---- Entries shown

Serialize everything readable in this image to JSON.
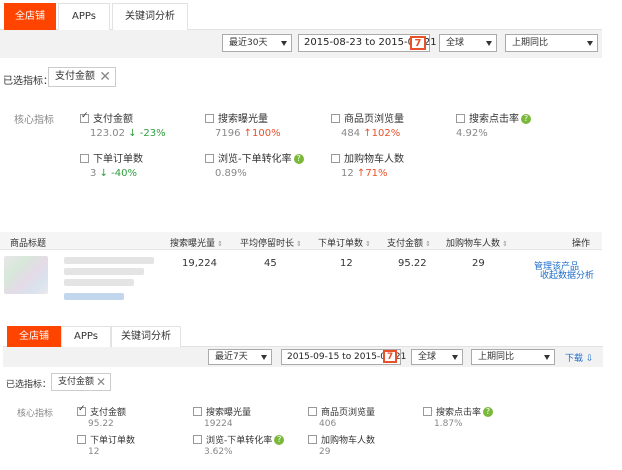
{
  "panel1": {
    "tabs": [
      "全店铺",
      "APPs",
      "关键词分析"
    ],
    "filters": {
      "period": "最近30天",
      "date_range": "2015-08-23 to 2015-09-21",
      "calendar_glyph": "7",
      "region": "全球",
      "compare": "上期同比"
    },
    "chosen_label": "已选指标：",
    "chosen_chip": "支付金额",
    "core_label": "核心指标",
    "metrics": [
      {
        "name": "支付金额",
        "checked": true,
        "value": "123.02",
        "delta": "-23%",
        "dir": "down"
      },
      {
        "name": "搜索曝光量",
        "checked": false,
        "value": "7196",
        "delta": "100%",
        "dir": "up"
      },
      {
        "name": "商品页浏览量",
        "checked": false,
        "value": "484",
        "delta": "102%",
        "dir": "up"
      },
      {
        "name": "搜索点击率",
        "checked": false,
        "value": "4.92%",
        "delta": "",
        "dir": "",
        "help": true
      },
      {
        "name": "下单订单数",
        "checked": false,
        "value": "3",
        "delta": "-40%",
        "dir": "down"
      },
      {
        "name": "浏览-下单转化率",
        "checked": false,
        "value": "0.89%",
        "delta": "",
        "dir": "",
        "help": true
      },
      {
        "name": "加购物车人数",
        "checked": false,
        "value": "12",
        "delta": "71%",
        "dir": "up"
      }
    ],
    "table": {
      "headers": [
        "商品标题",
        "搜索曝光量",
        "平均停留时长",
        "下单订单数",
        "支付金额",
        "加购物车人数",
        "操作"
      ],
      "row": {
        "exposure": "19,224",
        "avg_stay": "45",
        "orders": "12",
        "payment": "95.22",
        "cart": "29"
      },
      "actions": [
        "管理该产品",
        "收起数据分析"
      ]
    }
  },
  "panel2": {
    "tabs": [
      "全店铺",
      "APPs",
      "关键词分析"
    ],
    "filters": {
      "period": "最近7天",
      "date_range": "2015-09-15 to 2015-09-21",
      "calendar_glyph": "7",
      "region": "全球",
      "compare": "上期同比",
      "download": "下载"
    },
    "chosen_label": "已选指标：",
    "chosen_chip": "支付金额",
    "core_label": "核心指标",
    "metrics": [
      {
        "name": "支付金额",
        "checked": true,
        "value": "95.22"
      },
      {
        "name": "搜索曝光量",
        "checked": false,
        "value": "19224"
      },
      {
        "name": "商品页浏览量",
        "checked": false,
        "value": "406"
      },
      {
        "name": "搜索点击率",
        "checked": false,
        "value": "1.87%",
        "help": true
      },
      {
        "name": "下单订单数",
        "checked": false,
        "value": "12"
      },
      {
        "name": "浏览-下单转化率",
        "checked": false,
        "value": "3.62%",
        "help": true
      },
      {
        "name": "加购物车人数",
        "checked": false,
        "value": "29"
      }
    ]
  },
  "colors": {
    "accent": "#ff4400",
    "link": "#1d6cc9",
    "down": "#2e9e3e",
    "up": "#e8512a",
    "help": "#7ab83a"
  }
}
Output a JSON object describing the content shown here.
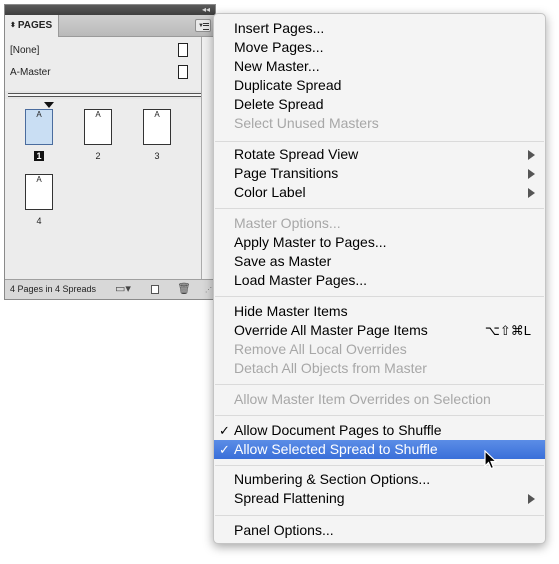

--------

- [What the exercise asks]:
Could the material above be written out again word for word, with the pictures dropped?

- [Answer section]:
Serialize everything readable in this image to JSON.
{
  "panel1": {
    "tabs": [
      "全店铺",
      "APPs",
      "关键词分析"
    ],
    "filters": {
      "period": "最近30天",
      "date_range": "2015-08-23 to 2015-09-21",
      "calendar_glyph": "7",
      "region": "全球",
      "compare": "上期同比"
    },
    "chosen_label": "已选指标：",
    "chosen_chip": "支付金额",
    "core_label": "核心指标",
    "metrics": [
      {
        "name": "支付金额",
        "checked": true,
        "value": "123.02",
        "delta": "-23%",
        "dir": "down"
      },
      {
        "name": "搜索曝光量",
        "checked": false,
        "value": "7196",
        "delta": "100%",
        "dir": "up"
      },
      {
        "name": "商品页浏览量",
        "checked": false,
        "value": "484",
        "delta": "102%",
        "dir": "up"
      },
      {
        "name": "搜索点击率",
        "checked": false,
        "value": "4.92%",
        "delta": "",
        "dir": "",
        "help": true
      },
      {
        "name": "下单订单数",
        "checked": false,
        "value": "3",
        "delta": "-40%",
        "dir": "down"
      },
      {
        "name": "浏览-下单转化率",
        "checked": false,
        "value": "0.89%",
        "delta": "",
        "dir": "",
        "help": true
      },
      {
        "name": "加购物车人数",
        "checked": false,
        "value": "12",
        "delta": "71%",
        "dir": "up"
      }
    ],
    "table": {
      "headers": [
        "商品标题",
        "搜索曝光量",
        "平均停留时长",
        "下单订单数",
        "支付金额",
        "加购物车人数",
        "操作"
      ],
      "row": {
        "exposure": "19,224",
        "avg_stay": "45",
        "orders": "12",
        "payment": "95.22",
        "cart": "29"
      },
      "actions": [
        "管理该产品",
        "收起数据分析"
      ]
    }
  },
  "panel2": {
    "tabs": [
      "全店铺",
      "APPs",
      "关键词分析"
    ],
    "filters": {
      "period": "最近7天",
      "date_range": "2015-09-15 to 2015-09-21",
      "calendar_glyph": "7",
      "region": "全球",
      "compare": "上期同比",
      "download": "下载"
    },
    "chosen_label": "已选指标：",
    "chosen_chip": "支付金额",
    "core_label": "核心指标",
    "metrics": [
      {
        "name": "支付金额",
        "checked": true,
        "value": "95.22"
      },
      {
        "name": "搜索曝光量",
        "checked": false,
        "value": "19224"
      },
      {
        "name": "商品页浏览量",
        "checked": false,
        "value": "406"
      },
      {
        "name": "搜索点击率",
        "checked": false,
        "value": "1.87%",
        "help": true
      },
      {
        "name": "下单订单数",
        "checked": false,
        "value": "12"
      },
      {
        "name": "浏览-下单转化率",
        "checked": false,
        "value": "3.62%",
        "help": true
      },
      {
        "name": "加购物车人数",
        "checked": false,
        "value": "29"
      }
    ]
  },
  "colors": {
    "accent": "#ff4400",
    "link": "#1d6cc9",
    "down": "#2e9e3e",
    "up": "#e8512a",
    "help": "#7ab83a"
  }
}
Output a JSON object describing the content shown here.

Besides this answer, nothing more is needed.